Data for analysis section start

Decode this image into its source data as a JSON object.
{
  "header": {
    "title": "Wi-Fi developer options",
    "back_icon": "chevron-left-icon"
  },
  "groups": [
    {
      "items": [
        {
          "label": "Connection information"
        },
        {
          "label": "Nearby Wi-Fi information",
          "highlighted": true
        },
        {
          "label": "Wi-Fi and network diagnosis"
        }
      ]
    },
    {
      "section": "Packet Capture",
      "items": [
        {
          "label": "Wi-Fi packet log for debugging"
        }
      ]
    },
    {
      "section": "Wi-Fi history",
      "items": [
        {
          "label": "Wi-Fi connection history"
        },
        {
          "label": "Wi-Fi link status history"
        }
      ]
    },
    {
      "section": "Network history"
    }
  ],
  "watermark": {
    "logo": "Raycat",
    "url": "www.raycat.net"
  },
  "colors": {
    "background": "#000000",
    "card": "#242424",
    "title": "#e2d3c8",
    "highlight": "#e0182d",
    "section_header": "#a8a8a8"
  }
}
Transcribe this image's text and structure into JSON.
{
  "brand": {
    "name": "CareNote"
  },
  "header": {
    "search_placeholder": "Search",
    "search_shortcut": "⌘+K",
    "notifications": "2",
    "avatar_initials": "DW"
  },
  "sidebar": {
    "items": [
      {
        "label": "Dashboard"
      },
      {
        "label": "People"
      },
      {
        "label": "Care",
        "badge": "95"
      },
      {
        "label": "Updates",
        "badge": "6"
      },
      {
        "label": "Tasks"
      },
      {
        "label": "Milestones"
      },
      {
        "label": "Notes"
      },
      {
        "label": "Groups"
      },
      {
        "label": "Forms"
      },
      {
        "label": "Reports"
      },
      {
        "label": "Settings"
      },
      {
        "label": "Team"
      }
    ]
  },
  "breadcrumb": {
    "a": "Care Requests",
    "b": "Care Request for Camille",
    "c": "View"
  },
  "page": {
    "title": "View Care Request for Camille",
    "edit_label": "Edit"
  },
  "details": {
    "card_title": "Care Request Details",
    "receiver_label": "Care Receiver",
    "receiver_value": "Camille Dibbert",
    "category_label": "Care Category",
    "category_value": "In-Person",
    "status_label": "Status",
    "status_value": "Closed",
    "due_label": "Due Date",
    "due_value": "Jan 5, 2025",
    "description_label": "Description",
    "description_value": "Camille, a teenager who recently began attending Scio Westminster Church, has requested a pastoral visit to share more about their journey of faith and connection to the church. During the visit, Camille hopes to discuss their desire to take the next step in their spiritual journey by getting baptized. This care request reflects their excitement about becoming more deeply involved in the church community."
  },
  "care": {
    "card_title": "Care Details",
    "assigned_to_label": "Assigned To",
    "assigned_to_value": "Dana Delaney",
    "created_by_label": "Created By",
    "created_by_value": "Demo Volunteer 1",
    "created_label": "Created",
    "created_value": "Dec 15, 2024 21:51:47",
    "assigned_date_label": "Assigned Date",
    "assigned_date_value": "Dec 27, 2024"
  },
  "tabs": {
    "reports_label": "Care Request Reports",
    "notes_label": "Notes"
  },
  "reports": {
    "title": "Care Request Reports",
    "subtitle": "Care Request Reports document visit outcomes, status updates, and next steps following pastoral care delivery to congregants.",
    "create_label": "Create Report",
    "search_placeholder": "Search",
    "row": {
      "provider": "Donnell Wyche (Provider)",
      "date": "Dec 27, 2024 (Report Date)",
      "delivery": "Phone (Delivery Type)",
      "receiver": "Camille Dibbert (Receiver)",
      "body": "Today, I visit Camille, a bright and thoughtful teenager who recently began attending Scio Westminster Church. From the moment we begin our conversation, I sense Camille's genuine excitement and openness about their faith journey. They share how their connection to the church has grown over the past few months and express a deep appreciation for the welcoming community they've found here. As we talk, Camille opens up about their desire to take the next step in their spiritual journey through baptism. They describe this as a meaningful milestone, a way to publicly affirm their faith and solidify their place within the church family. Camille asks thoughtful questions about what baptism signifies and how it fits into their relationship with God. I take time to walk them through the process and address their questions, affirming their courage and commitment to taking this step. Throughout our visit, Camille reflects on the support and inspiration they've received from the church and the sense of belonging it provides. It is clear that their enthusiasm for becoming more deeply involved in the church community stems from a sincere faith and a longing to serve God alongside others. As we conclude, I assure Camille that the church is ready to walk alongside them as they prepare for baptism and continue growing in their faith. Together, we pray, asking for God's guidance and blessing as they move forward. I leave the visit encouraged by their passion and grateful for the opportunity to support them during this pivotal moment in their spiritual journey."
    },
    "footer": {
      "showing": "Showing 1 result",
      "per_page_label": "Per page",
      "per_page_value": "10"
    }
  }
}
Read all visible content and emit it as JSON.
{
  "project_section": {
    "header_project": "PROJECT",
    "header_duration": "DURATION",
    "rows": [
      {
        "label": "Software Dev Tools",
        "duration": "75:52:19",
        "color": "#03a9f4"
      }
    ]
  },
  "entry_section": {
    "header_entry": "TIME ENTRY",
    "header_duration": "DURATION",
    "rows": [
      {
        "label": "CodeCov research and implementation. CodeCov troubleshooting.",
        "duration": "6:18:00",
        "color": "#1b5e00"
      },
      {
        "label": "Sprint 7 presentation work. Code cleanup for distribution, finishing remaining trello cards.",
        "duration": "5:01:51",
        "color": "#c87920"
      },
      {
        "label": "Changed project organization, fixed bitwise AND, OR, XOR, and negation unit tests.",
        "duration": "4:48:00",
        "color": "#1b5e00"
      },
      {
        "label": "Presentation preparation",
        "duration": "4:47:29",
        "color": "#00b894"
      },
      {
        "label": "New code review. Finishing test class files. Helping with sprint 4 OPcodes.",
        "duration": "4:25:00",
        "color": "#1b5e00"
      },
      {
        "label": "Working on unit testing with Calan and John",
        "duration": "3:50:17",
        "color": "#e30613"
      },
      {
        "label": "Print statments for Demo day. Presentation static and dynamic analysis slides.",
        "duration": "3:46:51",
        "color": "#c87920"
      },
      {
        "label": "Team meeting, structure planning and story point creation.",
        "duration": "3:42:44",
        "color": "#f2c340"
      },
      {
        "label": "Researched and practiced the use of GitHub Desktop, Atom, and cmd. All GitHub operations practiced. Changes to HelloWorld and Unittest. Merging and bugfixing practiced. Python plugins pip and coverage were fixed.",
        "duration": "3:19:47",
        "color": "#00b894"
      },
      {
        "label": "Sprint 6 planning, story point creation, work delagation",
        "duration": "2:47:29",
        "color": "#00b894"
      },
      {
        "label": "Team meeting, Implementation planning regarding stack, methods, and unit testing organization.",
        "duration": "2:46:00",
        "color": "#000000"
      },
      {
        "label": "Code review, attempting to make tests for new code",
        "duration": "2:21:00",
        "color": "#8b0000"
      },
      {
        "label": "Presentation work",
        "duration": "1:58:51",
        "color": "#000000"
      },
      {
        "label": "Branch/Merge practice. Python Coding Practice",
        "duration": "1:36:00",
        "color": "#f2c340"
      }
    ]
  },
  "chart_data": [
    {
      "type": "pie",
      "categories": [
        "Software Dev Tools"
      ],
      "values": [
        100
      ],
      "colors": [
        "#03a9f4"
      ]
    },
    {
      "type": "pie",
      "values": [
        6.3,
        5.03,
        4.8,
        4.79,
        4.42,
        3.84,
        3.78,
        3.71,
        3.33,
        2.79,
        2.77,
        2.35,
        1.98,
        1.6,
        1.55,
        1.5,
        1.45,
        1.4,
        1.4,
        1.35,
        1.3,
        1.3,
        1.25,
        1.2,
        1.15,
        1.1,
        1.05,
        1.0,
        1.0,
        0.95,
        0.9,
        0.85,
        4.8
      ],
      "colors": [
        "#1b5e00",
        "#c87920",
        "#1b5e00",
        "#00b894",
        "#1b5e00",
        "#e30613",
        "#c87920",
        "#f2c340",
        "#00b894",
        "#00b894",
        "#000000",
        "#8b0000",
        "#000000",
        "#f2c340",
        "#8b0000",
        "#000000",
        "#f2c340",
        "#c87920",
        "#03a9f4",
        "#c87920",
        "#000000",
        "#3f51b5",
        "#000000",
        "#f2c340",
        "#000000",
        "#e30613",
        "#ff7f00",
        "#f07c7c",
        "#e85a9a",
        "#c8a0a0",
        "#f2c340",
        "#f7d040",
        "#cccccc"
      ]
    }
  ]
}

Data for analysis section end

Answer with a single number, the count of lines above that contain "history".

Expected output:
4